This Danish film finds teacher, Lucas (Mads Mikkelsen), estranged from his wife, trying for greater custody with his teenage son, Marcus (Lasse Fogelstrom) and whose school has closed, working in a kindergarten. His best friend Theo (Thomas Bo Larsen) has a daughter, Klara (Annika Wedderkopp) in the class, and as her parents are fighting a lot, she latches on to the innocent attention that Lucas gives her. However, after he feels she is getting too attached, she feels slighted and makes a comment to the woman who runs the kindergarten, Agnes (Anne Louise Hassing) that suggests Lucas has been sexually inappropriate. Things are handled in a manner that quickly turns almost everyone against Lucas in a most distressing fashion.
I knew this would be a difficult film. It is certainly sadtacular; the whole time, I was wondering that, if I knew a child who had made the type of comment Klara did, would I immediately suspect something? What if it was someone I knew well? Often, you hear of people who suddenly turn out to be a total creep; and the innocence of children is just so important.
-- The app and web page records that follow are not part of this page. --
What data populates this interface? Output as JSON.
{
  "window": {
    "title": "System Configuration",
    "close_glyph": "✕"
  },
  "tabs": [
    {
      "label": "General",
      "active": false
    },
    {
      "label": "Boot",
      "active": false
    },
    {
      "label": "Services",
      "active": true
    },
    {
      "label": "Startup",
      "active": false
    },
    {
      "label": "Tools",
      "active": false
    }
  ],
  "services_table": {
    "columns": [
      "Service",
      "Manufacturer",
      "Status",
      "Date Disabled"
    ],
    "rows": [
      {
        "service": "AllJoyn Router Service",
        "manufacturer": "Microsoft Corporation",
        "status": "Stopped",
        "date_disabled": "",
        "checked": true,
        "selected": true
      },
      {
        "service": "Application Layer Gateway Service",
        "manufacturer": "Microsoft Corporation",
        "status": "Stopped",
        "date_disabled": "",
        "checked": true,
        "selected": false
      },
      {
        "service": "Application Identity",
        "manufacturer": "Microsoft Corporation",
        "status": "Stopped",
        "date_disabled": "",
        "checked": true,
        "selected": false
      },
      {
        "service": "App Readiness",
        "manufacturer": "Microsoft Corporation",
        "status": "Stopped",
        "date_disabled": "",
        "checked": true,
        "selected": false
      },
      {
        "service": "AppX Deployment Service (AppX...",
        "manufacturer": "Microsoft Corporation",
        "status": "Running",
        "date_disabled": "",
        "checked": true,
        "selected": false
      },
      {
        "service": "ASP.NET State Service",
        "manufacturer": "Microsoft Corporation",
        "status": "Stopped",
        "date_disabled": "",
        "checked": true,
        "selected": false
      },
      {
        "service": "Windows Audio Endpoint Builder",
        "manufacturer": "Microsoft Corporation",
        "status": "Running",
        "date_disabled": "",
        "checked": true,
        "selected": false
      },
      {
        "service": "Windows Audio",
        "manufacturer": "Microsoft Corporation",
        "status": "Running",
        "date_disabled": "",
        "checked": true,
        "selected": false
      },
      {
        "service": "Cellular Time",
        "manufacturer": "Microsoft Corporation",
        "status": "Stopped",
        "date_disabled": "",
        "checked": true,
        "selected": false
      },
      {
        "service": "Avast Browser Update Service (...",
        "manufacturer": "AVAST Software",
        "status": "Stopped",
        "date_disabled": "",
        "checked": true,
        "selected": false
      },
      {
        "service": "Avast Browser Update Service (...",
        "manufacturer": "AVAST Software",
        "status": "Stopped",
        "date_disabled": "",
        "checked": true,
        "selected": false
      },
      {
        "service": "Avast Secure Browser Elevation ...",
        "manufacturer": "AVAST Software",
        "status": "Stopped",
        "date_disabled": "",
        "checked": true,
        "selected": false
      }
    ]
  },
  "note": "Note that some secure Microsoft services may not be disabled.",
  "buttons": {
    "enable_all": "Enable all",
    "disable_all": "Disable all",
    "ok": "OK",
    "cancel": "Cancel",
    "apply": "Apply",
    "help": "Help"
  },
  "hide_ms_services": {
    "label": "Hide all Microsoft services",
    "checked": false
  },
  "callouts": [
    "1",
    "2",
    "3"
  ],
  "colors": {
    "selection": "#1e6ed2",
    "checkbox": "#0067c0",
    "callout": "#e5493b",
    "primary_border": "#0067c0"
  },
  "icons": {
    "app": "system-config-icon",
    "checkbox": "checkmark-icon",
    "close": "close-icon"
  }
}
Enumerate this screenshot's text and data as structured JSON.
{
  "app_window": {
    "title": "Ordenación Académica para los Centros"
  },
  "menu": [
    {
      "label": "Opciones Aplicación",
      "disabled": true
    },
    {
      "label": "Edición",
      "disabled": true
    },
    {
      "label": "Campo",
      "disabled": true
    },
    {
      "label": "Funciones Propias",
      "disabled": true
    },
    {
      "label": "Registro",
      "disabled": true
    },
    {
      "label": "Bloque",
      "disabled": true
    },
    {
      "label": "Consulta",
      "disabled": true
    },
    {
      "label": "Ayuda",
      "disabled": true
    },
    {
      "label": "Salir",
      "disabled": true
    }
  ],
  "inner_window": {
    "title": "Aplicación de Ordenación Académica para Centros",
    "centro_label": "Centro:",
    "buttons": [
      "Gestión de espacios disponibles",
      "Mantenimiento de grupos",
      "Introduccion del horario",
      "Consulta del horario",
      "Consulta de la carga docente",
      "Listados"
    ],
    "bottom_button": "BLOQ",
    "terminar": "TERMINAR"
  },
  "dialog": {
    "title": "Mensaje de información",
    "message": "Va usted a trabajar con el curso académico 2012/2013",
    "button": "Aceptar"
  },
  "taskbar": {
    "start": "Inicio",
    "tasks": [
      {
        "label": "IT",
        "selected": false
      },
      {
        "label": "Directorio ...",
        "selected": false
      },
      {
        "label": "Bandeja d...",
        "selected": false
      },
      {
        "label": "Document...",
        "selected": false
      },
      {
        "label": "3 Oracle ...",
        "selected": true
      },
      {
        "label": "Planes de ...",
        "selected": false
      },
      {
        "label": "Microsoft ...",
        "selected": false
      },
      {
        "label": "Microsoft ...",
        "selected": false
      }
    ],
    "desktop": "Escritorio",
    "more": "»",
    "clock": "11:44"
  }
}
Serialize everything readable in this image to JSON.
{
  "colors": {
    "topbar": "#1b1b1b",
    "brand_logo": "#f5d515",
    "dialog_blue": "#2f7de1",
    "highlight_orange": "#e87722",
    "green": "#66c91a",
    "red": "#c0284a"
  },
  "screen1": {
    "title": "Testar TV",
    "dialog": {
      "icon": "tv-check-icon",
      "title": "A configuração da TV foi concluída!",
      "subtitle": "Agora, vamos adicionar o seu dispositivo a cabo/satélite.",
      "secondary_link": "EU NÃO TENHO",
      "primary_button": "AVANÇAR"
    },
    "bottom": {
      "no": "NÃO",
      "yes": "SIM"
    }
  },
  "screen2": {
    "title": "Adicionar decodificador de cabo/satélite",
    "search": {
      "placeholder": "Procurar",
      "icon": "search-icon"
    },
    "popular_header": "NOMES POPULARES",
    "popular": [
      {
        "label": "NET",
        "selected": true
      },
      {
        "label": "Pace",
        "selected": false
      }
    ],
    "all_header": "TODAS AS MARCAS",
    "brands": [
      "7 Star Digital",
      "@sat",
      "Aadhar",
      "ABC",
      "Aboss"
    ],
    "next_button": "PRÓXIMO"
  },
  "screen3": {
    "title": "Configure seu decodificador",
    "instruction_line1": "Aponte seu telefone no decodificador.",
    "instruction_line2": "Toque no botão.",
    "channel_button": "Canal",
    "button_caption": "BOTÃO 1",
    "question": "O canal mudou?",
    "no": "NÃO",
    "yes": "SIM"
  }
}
What do you do? Annika Wedderkopp is gorgeous with her innocence and realisation that she may have made a huge error, and Mads Mikkelsen is able to convey a massive amount of emotion in his stillness.
The Hunt was nominated for an Oscar for Best Foreign Language Film of the Year.